━━ RECORDS SUPPLIED
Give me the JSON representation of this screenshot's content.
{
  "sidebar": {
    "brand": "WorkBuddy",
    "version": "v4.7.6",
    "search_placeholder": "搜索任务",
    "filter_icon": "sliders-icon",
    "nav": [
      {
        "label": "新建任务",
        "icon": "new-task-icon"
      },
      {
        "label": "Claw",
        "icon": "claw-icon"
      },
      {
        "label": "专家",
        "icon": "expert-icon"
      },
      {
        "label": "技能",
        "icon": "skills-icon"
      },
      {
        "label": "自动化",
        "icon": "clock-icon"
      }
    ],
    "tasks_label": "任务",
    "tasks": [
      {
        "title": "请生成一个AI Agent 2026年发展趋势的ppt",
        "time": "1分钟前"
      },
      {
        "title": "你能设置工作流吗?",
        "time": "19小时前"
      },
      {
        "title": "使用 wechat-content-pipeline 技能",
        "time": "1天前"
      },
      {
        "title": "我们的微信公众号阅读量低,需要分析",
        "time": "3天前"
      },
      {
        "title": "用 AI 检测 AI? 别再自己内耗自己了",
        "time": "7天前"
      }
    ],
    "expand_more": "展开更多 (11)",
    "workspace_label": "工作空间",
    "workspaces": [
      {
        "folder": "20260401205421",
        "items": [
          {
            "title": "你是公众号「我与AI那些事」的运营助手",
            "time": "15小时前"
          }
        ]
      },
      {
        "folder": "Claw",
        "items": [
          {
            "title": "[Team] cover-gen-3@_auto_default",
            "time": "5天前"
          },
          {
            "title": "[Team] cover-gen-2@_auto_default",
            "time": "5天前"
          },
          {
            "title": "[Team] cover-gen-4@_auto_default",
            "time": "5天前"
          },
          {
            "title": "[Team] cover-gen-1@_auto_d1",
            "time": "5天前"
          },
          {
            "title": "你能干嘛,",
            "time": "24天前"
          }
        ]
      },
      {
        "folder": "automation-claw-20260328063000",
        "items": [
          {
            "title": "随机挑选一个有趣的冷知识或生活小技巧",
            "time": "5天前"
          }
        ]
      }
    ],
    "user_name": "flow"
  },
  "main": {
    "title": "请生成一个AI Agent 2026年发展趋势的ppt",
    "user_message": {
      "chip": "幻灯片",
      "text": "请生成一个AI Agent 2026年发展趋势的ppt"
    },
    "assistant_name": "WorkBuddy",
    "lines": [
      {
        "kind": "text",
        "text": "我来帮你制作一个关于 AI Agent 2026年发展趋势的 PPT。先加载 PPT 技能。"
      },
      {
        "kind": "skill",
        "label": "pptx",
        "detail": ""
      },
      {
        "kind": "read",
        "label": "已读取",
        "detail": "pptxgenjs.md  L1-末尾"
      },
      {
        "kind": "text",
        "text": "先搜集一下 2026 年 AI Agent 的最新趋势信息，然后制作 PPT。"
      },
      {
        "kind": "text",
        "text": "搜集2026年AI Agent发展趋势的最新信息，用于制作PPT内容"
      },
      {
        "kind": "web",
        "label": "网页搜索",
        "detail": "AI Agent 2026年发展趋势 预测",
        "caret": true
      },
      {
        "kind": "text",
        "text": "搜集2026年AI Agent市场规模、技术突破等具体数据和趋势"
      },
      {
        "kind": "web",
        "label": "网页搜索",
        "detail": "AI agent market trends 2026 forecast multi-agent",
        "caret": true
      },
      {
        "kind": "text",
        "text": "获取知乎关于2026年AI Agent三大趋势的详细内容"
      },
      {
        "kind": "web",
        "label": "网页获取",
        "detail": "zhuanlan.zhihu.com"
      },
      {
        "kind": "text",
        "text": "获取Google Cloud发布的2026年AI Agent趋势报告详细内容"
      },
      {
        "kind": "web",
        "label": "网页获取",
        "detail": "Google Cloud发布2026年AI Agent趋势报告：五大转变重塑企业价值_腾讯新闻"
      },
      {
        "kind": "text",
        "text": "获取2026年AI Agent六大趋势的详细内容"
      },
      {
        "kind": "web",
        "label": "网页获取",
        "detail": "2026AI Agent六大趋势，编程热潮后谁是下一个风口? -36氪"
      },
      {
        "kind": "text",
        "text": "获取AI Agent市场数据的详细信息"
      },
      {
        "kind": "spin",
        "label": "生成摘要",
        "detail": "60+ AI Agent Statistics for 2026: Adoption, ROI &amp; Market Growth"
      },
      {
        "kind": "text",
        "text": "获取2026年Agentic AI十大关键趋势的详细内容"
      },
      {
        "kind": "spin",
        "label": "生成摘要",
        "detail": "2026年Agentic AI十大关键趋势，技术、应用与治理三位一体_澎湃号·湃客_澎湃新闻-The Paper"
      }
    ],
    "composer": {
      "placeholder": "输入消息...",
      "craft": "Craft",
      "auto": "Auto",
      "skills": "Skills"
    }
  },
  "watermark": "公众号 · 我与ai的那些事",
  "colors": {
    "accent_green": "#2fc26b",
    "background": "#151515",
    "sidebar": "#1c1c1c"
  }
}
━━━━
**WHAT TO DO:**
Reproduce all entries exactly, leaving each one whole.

**RESULT OF THIS TASK:**
Give me the JSON representation of this screenshot's content.
{
  "sidebar": {
    "brand": "WorkBuddy",
    "version": "v4.7.6",
    "search_placeholder": "搜索任务",
    "filter_icon": "sliders-icon",
    "nav": [
      {
        "label": "新建任务",
        "icon": "new-task-icon"
      },
      {
        "label": "Claw",
        "icon": "claw-icon"
      },
      {
        "label": "专家",
        "icon": "expert-icon"
      },
      {
        "label": "技能",
        "icon": "skills-icon"
      },
      {
        "label": "自动化",
        "icon": "clock-icon"
      }
    ],
    "tasks_label": "任务",
    "tasks": [
      {
        "title": "请生成一个AI Agent 2026年发展趋势的ppt",
        "time": "1分钟前"
      },
      {
        "title": "你能设置工作流吗?",
        "time": "19小时前"
      },
      {
        "title": "使用 wechat-content-pipeline 技能",
        "time": "1天前"
      },
      {
        "title": "我们的微信公众号阅读量低,需要分析",
        "time": "3天前"
      },
      {
        "title": "用 AI 检测 AI? 别再自己内耗自己了",
        "time": "7天前"
      }
    ],
    "expand_more": "展开更多 (11)",
    "workspace_label": "工作空间",
    "workspaces": [
      {
        "folder": "20260401205421",
        "items": [
          {
            "title": "你是公众号「我与AI那些事」的运营助手",
            "time": "15小时前"
          }
        ]
      },
      {
        "folder": "Claw",
        "items": [
          {
            "title": "[Team] cover-gen-3@_auto_default",
            "time": "5天前"
          },
          {
            "title": "[Team] cover-gen-2@_auto_default",
            "time": "5天前"
          },
          {
            "title": "[Team] cover-gen-4@_auto_default",
            "time": "5天前"
          },
          {
            "title": "[Team] cover-gen-1@_auto_d1",
            "time": "5天前"
          },
          {
            "title": "你能干嘛,",
            "time": "24天前"
          }
        ]
      },
      {
        "folder": "automation-claw-20260328063000",
        "items": [
          {
            "title": "随机挑选一个有趣的冷知识或生活小技巧",
            "time": "5天前"
          }
        ]
      }
    ],
    "user_name": "flow"
  },
  "main": {
    "title": "请生成一个AI Agent 2026年发展趋势的ppt",
    "user_message": {
      "chip": "幻灯片",
      "text": "请生成一个AI Agent 2026年发展趋势的ppt"
    },
    "assistant_name": "WorkBuddy",
    "lines": [
      {
        "kind": "text",
        "text": "我来帮你制作一个关于 AI Agent 2026年发展趋势的 PPT。先加载 PPT 技能。"
      },
      {
        "kind": "skill",
        "label": "pptx",
        "detail": ""
      },
      {
        "kind": "read",
        "label": "已读取",
        "detail": "pptxgenjs.md  L1-末尾"
      },
      {
        "kind": "text",
        "text": "先搜集一下 2026 年 AI Agent 的最新趋势信息，然后制作 PPT。"
      },
      {
        "kind": "text",
        "text": "搜集2026年AI Agent发展趋势的最新信息，用于制作PPT内容"
      },
      {
        "kind": "web",
        "label": "网页搜索",
        "detail": "AI Agent 2026年发展趋势 预测",
        "caret": true
      },
      {
        "kind": "text",
        "text": "搜集2026年AI Agent市场规模、技术突破等具体数据和趋势"
      },
      {
        "kind": "web",
        "label": "网页搜索",
        "detail": "AI agent market trends 2026 forecast multi-agent",
        "caret": true
      },
      {
        "kind": "text",
        "text": "获取知乎关于2026年AI Agent三大趋势的详细内容"
      },
      {
        "kind": "web",
        "label": "网页获取",
        "detail": "zhuanlan.zhihu.com"
      },
      {
        "kind": "text",
        "text": "获取Google Cloud发布的2026年AI Agent趋势报告详细内容"
      },
      {
        "kind": "web",
        "label": "网页获取",
        "detail": "Google Cloud发布2026年AI Agent趋势报告：五大转变重塑企业价值_腾讯新闻"
      },
      {
        "kind": "text",
        "text": "获取2026年AI Agent六大趋势的详细内容"
      },
      {
        "kind": "web",
        "label": "网页获取",
        "detail": "2026AI Agent六大趋势，编程热潮后谁是下一个风口? -36氪"
      },
      {
        "kind": "text",
        "text": "获取AI Agent市场数据的详细信息"
      },
      {
        "kind": "spin",
        "label": "生成摘要",
        "detail": "60+ AI Agent Statistics for 2026: Adoption, ROI &amp; Market Growth"
      },
      {
        "kind": "text",
        "text": "获取2026年Agentic AI十大关键趋势的详细内容"
      },
      {
        "kind": "spin",
        "label": "生成摘要",
        "detail": "2026年Agentic AI十大关键趋势，技术、应用与治理三位一体_澎湃号·湃客_澎湃新闻-The Paper"
      }
    ],
    "composer": {
      "placeholder": "输入消息...",
      "craft": "Craft",
      "auto": "Auto",
      "skills": "Skills"
    }
  },
  "watermark": "公众号 · 我与ai的那些事",
  "colors": {
    "accent_green": "#2fc26b",
    "background": "#151515",
    "sidebar": "#1c1c1c"
  }
}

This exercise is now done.